# THE PROBLEM
In the data, extract each line that holds the string "icon".

++++ GIVEN INFORMATION ++++

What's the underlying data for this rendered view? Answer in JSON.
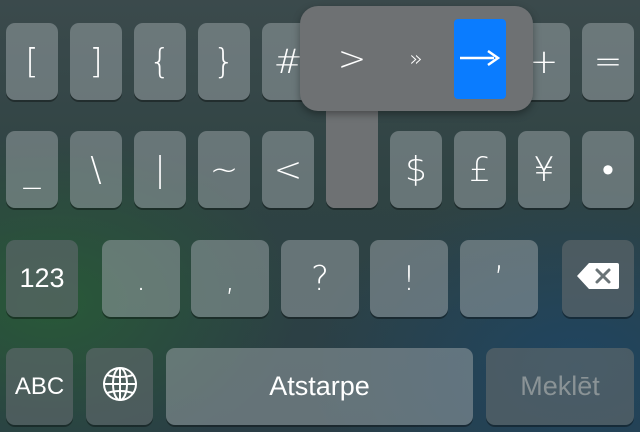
{
  "row1": [
    "[",
    "]",
    "{",
    "}",
    "#",
    "%",
    "^",
    "*",
    "+",
    "="
  ],
  "row2": [
    "_",
    "\\",
    "|",
    "~",
    "<",
    ">",
    "$",
    "£",
    "¥",
    "•"
  ],
  "row3": {
    "toggle_label": "123",
    "keys": [
      ".",
      ",",
      "?",
      "!",
      "’"
    ],
    "backspace_icon": "backspace-icon"
  },
  "row4": {
    "abc_label": "ABC",
    "globe_icon": "globe-icon",
    "space_label": "Atstarpe",
    "search_label": "Meklēt"
  },
  "popup": {
    "options": [
      ">",
      "»",
      "→"
    ],
    "selected_index": 2
  },
  "colors": {
    "selected": "#0a7cff",
    "popup": "#6e7173"
  }
}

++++

# RESPONSE BOX
    "backspace_icon": "backspace-icon"
    "globe_icon": "globe-icon",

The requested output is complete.